* What the task asks: When a line below contains the word "JSON", copy that line.

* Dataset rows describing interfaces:
────
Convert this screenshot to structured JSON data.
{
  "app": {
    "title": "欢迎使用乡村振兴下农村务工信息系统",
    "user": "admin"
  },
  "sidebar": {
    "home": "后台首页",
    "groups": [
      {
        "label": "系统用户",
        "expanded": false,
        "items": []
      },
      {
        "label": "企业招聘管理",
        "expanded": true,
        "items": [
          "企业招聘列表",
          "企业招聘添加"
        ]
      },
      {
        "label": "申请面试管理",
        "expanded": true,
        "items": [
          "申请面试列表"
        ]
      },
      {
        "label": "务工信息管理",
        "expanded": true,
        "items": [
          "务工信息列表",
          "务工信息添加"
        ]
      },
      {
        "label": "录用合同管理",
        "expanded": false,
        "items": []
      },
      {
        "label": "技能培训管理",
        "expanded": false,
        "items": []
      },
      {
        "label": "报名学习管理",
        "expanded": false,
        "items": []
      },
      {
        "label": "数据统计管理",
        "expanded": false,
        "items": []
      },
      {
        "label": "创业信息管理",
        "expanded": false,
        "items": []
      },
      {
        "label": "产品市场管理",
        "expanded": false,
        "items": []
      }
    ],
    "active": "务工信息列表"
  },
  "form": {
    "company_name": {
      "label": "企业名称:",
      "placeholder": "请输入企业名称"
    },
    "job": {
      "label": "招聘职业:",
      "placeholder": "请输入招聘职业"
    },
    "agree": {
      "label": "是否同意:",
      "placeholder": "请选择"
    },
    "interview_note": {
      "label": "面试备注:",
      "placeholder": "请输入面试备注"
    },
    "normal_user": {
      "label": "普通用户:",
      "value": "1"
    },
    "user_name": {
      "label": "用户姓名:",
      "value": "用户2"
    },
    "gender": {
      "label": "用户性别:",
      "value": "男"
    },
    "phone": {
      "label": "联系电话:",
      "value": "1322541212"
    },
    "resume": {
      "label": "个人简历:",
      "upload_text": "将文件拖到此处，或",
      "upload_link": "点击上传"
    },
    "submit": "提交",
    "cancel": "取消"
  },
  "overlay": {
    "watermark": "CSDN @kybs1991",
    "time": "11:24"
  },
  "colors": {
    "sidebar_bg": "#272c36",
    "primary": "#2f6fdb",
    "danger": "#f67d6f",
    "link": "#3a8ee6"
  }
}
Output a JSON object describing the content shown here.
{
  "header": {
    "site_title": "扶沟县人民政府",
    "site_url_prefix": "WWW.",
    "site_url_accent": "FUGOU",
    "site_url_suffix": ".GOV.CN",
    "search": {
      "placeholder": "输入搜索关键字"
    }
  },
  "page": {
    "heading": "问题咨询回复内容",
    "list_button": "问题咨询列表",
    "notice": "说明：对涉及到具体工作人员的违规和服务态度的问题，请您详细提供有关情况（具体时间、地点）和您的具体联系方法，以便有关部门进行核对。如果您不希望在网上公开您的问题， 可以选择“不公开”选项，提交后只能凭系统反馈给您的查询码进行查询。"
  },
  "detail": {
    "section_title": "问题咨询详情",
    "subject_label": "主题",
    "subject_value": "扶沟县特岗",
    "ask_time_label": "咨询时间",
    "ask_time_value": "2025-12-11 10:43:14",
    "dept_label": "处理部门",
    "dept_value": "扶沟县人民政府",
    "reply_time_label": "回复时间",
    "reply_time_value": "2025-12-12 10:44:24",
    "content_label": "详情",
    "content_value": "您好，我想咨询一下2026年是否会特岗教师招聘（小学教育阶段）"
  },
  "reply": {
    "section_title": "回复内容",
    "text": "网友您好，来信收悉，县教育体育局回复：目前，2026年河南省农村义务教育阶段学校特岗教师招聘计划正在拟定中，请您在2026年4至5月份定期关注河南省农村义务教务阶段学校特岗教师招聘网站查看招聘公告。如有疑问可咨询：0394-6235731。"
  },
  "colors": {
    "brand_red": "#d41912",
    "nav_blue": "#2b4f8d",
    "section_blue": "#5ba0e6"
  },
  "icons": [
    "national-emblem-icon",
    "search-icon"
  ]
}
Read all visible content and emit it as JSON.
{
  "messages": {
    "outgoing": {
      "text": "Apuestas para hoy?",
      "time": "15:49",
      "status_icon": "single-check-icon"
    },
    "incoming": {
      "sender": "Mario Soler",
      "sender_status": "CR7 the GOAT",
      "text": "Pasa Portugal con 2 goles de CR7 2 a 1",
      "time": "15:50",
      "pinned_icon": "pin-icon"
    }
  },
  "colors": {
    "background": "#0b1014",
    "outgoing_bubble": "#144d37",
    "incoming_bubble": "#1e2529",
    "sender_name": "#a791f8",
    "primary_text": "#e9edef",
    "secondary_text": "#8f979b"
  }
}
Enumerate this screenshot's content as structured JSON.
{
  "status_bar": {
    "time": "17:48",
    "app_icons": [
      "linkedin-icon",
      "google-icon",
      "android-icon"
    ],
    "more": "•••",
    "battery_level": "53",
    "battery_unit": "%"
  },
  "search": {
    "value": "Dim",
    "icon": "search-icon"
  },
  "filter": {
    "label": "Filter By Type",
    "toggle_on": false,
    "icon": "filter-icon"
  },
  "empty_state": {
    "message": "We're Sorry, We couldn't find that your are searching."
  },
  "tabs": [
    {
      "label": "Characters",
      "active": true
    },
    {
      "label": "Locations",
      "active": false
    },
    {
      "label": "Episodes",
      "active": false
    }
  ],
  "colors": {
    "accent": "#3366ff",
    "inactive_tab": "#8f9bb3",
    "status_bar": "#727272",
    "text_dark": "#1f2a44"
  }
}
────
* Output below:
Convert this screenshot to structured JSON data.
Output a JSON object describing the content shown here.
Read all visible content and emit it as JSON.
Enumerate this screenshot's content as structured JSON.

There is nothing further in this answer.